• _DATA SHOWN_:
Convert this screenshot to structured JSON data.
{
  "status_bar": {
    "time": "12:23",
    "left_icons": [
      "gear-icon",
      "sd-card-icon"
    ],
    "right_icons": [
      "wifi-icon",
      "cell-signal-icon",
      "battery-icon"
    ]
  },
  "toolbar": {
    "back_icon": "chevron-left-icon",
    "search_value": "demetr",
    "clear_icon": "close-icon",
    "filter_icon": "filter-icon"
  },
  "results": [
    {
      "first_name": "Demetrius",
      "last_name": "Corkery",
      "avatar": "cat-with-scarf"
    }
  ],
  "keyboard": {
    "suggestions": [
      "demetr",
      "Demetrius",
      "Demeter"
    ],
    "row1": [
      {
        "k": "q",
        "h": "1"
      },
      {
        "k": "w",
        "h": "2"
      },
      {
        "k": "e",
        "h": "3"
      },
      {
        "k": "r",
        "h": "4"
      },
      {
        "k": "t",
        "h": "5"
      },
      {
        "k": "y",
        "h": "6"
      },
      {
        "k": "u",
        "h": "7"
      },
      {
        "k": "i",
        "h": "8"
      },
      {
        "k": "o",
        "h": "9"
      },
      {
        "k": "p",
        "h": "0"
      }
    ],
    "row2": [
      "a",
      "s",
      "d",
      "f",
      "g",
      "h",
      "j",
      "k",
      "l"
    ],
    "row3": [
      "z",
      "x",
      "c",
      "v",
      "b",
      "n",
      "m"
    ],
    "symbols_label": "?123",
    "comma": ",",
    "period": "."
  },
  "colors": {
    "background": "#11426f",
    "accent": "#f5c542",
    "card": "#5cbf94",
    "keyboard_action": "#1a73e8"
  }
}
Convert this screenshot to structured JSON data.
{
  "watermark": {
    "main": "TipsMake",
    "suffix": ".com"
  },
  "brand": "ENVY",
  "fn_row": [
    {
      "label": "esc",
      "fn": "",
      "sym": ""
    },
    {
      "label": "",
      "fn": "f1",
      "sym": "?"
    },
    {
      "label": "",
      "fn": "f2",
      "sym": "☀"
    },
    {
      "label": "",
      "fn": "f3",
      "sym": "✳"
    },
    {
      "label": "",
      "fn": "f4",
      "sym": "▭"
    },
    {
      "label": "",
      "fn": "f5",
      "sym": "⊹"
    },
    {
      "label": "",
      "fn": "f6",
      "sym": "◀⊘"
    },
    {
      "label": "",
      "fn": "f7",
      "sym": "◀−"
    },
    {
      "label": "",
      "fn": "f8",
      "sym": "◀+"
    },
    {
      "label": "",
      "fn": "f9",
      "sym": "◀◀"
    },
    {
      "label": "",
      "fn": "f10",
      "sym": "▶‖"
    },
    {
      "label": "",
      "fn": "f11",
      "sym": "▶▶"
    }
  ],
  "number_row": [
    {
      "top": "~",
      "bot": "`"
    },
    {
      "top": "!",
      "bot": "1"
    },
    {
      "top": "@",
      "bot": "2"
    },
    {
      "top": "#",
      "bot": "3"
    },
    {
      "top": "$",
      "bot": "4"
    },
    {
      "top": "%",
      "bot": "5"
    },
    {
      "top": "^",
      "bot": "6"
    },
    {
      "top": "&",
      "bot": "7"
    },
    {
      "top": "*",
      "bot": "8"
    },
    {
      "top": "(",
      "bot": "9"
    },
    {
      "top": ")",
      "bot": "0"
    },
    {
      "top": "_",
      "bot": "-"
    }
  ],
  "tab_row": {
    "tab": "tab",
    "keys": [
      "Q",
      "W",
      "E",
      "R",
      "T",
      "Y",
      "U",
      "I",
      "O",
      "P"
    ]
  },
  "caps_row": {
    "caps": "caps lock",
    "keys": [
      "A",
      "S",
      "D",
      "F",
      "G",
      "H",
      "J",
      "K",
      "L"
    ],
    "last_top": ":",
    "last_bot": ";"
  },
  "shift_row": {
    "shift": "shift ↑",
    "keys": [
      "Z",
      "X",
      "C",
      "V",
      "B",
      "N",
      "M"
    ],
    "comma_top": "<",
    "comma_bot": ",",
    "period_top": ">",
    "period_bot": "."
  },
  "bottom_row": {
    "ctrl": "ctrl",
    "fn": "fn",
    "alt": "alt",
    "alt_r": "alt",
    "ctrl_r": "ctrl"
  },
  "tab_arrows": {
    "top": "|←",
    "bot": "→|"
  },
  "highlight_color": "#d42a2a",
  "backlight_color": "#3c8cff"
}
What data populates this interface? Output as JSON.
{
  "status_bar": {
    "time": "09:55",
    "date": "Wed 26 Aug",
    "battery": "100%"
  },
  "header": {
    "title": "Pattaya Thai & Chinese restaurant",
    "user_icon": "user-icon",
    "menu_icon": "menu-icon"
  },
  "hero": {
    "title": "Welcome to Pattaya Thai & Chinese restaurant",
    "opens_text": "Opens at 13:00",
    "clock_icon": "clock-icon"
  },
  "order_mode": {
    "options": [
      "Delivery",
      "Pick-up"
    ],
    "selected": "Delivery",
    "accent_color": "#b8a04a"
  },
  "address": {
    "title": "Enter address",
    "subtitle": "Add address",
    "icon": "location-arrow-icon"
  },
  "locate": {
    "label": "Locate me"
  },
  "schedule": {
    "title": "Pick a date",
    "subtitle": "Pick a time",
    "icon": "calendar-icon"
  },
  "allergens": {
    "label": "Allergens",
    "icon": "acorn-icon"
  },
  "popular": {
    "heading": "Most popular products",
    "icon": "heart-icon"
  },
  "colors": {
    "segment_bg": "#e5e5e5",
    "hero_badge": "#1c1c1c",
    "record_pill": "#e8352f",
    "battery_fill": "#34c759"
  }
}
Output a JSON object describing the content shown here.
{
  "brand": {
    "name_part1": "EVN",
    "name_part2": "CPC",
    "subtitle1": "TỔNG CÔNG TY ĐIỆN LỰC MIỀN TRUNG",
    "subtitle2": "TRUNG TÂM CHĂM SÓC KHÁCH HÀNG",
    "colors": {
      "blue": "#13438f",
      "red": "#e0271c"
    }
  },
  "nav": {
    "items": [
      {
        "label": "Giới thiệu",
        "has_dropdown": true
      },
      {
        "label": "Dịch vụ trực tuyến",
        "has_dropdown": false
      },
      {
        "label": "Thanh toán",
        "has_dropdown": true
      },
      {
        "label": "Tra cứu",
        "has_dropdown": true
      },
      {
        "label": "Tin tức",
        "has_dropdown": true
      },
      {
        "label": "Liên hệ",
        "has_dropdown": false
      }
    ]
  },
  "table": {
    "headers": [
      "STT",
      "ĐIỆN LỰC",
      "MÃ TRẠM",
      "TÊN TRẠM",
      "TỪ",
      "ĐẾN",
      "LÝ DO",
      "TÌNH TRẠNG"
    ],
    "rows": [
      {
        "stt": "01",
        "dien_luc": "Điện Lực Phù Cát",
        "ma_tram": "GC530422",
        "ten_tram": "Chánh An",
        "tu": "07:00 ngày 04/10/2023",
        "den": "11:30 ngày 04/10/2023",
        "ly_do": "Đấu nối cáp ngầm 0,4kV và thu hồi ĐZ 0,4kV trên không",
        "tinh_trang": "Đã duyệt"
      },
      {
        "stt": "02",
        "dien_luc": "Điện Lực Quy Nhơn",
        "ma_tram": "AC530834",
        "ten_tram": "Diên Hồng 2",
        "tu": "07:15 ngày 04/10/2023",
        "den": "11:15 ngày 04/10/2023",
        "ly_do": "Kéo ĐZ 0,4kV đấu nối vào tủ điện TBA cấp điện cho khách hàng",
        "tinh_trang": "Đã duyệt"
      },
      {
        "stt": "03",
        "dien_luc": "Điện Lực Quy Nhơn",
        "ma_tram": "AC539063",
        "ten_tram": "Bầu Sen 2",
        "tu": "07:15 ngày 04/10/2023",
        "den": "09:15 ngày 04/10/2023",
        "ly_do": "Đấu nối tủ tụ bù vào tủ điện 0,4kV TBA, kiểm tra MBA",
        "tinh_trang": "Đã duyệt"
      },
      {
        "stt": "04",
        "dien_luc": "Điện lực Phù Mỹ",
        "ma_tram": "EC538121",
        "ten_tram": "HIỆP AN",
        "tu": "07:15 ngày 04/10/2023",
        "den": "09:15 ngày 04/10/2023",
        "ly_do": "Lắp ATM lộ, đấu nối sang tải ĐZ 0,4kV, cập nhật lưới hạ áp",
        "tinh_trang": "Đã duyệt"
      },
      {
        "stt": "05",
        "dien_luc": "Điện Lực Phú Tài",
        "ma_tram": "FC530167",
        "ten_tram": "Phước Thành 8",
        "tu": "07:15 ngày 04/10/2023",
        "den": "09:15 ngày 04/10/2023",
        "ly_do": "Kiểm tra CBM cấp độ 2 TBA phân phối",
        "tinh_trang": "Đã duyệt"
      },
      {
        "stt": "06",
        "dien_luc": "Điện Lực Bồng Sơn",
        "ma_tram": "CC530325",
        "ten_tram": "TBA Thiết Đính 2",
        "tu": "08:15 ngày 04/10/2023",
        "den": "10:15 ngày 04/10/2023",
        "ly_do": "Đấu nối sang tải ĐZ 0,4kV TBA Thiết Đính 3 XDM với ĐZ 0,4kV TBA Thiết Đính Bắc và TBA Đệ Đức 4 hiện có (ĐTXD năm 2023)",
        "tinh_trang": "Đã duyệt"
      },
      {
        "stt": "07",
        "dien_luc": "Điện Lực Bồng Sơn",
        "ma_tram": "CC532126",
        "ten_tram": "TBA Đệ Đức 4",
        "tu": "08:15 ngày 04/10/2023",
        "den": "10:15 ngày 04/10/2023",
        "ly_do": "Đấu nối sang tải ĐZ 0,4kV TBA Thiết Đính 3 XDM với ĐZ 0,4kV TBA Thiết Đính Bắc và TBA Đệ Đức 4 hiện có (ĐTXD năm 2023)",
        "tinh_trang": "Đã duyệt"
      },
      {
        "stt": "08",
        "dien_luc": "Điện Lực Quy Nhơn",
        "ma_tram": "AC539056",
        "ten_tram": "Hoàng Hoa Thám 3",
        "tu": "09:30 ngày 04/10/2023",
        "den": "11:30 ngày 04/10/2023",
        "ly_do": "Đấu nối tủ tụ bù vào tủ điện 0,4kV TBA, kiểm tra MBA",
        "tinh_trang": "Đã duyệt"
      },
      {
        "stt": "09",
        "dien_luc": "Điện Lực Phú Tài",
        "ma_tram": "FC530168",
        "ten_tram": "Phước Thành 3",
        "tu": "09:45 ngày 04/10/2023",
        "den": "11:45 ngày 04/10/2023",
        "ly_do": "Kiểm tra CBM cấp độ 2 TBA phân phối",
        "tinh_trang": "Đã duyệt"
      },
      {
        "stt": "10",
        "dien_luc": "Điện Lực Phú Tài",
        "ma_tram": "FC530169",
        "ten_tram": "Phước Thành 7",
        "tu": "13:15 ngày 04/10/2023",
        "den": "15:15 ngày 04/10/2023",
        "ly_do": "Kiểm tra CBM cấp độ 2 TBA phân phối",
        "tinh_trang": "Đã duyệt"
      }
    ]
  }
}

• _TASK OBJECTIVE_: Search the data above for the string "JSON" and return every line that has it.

• _WRITTEN RESPONSE_:
Convert this screenshot to structured JSON data.
Convert this screenshot to structured JSON data.
What data populates this interface? Output as JSON.
Output a JSON object describing the content shown here.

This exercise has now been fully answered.